actually see that this option contract would cost us $300 plus commission, and the commission
would be about $5.60. The nice thing about this is that Linda can actually then take
the remainder of those dollars and deposit it in the money market, and actually earn
interest on those funds over the life of the trade.
If we look at both of these scenarios, the biggest thing that Peter needs to understand
is that, if you take all your money you were going to invest in that stock and you buy
as many contracts as you can, if, at the expiration of the option contract, the stock hasn't moved,
you may lose your entire investment. Or, if it goes down, you almost definitely lose your
entire investment.
On the other instance, if I go out and I just buy one call option - and I'm actually using
options more as a conservative strategy - in this situation, Linda is then using options
to kind of reduce risk, in that, yes, I do pay $3, but if the stock goes down, I don't
have to buy it at $60. And the most that I can risk in this position is $3, the monies
that I paid for the trade. If I'm thinking about trading options, I need to understand
the leverage that's involved with an option contract.
With that said, do you understand the leverage, that was the question. Here's the answer:
how do I trade smarter? Well, one general rule of thumb that I always talk about with
basic option traders that are just getting into the marketplace, coming from the stock
world is, if you're used to trading 100 shares of stock, buy one call option. If you're comfortable
trading 200 shares of stock, think about buying two call options. And when you do this, when
you're first starting out, don't go in and just try to take, well, this was the investment
capital I was going to use, I'm going to take all that and I'm going to invest it in the
options market. I've seen a ton of people do that, that first come in. Why? Because
they can. They have the monies in their account. Why not do that? I'm going to be right on
my trade anyways, is the thinking.

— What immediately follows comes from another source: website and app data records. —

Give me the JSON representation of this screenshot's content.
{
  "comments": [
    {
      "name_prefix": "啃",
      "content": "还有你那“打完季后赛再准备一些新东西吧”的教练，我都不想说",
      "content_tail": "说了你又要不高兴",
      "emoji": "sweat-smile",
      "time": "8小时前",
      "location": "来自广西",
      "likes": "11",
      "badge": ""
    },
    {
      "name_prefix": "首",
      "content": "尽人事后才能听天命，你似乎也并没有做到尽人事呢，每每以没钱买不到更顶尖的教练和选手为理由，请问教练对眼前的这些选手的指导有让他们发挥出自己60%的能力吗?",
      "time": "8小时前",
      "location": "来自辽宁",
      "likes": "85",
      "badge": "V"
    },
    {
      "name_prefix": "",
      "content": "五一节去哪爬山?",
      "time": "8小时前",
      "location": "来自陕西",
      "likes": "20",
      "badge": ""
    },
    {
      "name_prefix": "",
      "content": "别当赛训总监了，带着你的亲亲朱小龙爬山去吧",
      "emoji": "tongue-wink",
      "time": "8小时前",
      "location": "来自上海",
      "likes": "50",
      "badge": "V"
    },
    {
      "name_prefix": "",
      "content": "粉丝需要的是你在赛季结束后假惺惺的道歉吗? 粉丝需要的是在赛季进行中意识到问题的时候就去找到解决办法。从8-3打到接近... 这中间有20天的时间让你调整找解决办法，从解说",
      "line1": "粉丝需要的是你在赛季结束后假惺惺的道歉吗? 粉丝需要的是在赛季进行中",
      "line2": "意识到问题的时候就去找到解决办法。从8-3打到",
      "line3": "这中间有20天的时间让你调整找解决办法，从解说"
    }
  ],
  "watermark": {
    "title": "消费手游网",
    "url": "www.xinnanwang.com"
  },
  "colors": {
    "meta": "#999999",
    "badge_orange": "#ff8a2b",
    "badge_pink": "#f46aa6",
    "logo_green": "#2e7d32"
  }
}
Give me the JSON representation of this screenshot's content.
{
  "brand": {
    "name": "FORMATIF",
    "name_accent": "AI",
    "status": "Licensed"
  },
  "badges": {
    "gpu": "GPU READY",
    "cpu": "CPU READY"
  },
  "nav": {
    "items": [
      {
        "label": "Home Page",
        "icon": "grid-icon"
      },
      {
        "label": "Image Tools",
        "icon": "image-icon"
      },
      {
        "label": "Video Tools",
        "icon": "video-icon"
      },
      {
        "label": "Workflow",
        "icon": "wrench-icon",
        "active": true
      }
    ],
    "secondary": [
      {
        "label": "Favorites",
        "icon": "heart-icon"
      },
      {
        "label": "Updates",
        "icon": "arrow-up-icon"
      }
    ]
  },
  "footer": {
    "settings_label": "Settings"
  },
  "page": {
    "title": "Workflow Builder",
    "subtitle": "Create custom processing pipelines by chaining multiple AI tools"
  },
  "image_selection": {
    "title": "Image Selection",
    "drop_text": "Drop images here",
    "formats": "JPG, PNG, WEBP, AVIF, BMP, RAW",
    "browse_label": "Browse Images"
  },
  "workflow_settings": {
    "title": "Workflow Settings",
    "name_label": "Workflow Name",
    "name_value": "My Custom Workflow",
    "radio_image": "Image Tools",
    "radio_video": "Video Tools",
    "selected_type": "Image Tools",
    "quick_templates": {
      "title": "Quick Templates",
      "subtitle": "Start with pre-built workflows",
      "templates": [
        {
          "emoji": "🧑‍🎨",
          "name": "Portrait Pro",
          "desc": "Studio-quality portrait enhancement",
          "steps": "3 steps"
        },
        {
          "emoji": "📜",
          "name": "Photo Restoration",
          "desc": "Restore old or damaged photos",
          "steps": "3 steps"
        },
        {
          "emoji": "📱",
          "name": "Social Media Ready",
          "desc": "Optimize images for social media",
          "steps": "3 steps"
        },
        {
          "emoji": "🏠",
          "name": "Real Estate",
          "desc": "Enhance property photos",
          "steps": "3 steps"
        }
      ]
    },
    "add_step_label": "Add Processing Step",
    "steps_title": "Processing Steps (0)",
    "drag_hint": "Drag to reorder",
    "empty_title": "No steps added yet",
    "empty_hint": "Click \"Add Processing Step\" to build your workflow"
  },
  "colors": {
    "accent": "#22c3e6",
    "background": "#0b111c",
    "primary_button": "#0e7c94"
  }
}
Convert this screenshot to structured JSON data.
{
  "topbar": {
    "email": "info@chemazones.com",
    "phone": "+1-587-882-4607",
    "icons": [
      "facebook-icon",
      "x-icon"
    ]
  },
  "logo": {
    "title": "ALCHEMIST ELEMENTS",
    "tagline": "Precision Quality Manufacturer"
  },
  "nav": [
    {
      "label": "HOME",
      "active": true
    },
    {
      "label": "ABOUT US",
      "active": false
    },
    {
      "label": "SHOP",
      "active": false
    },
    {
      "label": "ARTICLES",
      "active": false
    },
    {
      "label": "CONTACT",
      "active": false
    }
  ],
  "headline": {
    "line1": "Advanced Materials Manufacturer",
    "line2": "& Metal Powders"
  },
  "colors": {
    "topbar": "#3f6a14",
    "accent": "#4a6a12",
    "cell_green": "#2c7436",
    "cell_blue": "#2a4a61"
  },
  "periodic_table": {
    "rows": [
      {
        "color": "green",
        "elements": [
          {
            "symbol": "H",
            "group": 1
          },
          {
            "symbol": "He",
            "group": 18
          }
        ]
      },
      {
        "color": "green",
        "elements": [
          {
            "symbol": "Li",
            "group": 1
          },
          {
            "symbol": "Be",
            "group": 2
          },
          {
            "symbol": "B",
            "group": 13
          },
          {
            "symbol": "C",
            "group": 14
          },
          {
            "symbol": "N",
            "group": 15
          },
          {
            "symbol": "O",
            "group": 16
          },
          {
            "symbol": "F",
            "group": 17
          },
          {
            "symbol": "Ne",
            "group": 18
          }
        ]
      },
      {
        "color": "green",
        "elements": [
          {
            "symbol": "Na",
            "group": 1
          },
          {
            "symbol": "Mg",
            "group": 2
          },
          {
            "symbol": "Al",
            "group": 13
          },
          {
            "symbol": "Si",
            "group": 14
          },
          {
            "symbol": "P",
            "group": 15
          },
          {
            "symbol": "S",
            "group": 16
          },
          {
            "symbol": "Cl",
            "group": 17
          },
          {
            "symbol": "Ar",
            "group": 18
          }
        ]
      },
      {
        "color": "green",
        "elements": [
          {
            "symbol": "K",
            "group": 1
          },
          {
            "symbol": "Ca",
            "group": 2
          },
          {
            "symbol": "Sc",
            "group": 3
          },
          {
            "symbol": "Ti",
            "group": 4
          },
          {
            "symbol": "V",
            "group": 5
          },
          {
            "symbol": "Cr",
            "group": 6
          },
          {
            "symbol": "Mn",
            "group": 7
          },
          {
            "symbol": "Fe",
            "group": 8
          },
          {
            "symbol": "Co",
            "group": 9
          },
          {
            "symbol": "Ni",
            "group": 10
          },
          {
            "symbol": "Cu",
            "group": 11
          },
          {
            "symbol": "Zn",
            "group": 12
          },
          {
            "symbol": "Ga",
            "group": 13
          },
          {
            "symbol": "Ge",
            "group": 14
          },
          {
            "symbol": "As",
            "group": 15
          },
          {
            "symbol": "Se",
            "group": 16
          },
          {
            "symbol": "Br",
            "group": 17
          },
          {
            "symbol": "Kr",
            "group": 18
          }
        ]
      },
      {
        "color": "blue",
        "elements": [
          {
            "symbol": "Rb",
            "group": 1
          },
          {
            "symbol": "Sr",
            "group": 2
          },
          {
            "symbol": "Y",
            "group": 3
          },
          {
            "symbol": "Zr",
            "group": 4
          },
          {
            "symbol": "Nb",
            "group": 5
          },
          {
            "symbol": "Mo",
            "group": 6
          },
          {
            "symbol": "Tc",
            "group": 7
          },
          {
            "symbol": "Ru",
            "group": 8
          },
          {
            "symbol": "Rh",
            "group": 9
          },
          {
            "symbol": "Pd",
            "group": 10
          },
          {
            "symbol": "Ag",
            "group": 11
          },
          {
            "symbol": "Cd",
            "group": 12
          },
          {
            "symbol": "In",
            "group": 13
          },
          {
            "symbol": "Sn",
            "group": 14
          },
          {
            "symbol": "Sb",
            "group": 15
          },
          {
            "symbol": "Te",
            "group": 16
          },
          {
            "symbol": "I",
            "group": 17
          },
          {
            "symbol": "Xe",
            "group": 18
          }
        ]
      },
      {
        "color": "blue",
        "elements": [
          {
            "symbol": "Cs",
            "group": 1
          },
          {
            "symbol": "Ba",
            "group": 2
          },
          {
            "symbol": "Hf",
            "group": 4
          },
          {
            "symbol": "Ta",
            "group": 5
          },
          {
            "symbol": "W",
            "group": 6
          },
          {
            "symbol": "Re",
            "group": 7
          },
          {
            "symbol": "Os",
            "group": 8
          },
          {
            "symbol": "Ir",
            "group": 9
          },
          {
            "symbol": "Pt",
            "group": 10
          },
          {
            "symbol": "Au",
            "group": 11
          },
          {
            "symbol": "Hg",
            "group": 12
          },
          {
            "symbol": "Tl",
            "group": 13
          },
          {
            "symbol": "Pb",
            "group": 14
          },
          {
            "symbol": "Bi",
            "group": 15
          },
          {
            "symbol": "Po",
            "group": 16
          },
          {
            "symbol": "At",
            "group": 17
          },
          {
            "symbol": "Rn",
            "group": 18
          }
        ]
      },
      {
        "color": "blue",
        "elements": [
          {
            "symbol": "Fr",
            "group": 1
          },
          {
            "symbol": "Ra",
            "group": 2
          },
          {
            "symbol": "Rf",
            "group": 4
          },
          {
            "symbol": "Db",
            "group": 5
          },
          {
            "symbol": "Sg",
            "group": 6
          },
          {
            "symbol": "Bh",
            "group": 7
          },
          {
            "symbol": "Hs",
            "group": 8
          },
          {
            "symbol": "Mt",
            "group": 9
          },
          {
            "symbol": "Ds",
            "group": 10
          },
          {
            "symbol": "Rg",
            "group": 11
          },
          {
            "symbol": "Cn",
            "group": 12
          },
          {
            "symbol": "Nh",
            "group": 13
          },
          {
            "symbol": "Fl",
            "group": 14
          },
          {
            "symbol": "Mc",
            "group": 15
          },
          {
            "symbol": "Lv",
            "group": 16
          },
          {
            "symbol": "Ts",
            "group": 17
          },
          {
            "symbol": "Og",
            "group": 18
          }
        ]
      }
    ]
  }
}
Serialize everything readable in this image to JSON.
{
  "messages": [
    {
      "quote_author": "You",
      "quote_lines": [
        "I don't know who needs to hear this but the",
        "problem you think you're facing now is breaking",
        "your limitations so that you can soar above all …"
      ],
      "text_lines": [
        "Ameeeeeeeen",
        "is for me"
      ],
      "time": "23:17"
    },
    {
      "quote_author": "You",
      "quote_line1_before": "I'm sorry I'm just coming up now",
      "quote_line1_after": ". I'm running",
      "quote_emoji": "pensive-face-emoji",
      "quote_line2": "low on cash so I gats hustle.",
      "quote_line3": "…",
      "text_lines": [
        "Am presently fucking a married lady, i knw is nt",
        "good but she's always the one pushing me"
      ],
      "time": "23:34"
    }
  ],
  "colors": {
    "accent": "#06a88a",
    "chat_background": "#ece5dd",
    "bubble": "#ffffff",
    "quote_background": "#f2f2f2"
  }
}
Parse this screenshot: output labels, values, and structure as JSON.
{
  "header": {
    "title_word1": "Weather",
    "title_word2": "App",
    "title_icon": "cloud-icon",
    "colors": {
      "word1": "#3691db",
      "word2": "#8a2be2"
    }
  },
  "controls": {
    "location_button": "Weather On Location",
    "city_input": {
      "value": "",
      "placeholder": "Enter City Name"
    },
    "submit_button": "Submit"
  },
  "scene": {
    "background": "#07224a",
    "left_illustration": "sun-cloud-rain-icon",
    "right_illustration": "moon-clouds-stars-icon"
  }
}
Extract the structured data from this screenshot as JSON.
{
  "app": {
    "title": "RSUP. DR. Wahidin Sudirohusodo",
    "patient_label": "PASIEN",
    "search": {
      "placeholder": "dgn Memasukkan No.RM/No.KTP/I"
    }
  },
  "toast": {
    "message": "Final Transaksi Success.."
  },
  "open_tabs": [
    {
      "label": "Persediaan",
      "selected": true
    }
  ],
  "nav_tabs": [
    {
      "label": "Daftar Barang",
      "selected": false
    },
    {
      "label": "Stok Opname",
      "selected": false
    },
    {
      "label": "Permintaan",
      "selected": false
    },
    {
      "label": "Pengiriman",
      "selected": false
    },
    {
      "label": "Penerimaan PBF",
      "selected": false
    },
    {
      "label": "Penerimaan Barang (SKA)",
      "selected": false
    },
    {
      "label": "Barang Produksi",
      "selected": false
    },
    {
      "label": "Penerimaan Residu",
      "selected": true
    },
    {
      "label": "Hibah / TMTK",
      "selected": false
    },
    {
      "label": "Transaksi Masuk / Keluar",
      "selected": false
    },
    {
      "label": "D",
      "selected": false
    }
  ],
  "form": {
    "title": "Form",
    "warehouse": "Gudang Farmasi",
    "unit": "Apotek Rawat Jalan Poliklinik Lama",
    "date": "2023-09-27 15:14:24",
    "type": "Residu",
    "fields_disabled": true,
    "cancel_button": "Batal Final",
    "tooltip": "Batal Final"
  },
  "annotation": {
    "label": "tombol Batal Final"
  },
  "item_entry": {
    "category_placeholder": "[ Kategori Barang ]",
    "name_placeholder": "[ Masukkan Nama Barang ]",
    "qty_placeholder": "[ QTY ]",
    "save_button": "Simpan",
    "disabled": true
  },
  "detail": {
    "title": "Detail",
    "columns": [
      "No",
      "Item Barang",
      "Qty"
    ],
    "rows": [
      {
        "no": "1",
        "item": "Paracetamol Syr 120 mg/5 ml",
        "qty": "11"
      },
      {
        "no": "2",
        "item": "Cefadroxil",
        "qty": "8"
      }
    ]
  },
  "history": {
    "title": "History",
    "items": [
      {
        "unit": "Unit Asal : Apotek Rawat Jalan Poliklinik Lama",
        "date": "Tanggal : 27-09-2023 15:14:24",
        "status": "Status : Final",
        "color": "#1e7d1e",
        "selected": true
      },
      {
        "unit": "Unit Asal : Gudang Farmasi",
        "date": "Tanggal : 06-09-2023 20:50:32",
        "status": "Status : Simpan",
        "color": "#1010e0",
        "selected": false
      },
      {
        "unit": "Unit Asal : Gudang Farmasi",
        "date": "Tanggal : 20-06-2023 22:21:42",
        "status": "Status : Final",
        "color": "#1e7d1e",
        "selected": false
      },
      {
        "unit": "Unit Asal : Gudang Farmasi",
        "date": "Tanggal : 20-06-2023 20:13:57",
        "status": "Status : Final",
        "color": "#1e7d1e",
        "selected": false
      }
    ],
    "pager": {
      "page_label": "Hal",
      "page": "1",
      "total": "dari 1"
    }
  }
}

Now, if we look at this, I say start small. Learn how to trade in a smaller size. If you
are profitable in a smaller size, most likely you will be profitable in a larger size. So
take it slow. And when you're looking at the smaller size, look at your percentage gain
on the position. Don't go out and look at it on a dollar basis, because we?re trading
smaller contracts. Wow, I traded this option, my forecast was correct, I might be up 10,
I might be up 15, I might be up 20 percent. But look at that in your investing strategy,
as opposed to just looking at the small picture, and let yourself target="_blank">learn about option trading.
That was the first mistake that we've seen in the Top Ten Rules of Option Trading. If
you'd like to learn more about these topics, please check out our Center on tradeking.com. Also you can find answers to your questions inside our
Trader Network, where many traders like to share tips and talk about where the marketplace
is going to next.
I've also authored The Options Playbook, which available for purchase on amazon.com, and
you can actually view it online for free at target="_blank">OptionsPlaybook.com. If you'd like to hear more about my thoughts
and tips, check out my blog on our Trader Network - just look for the Options Guy.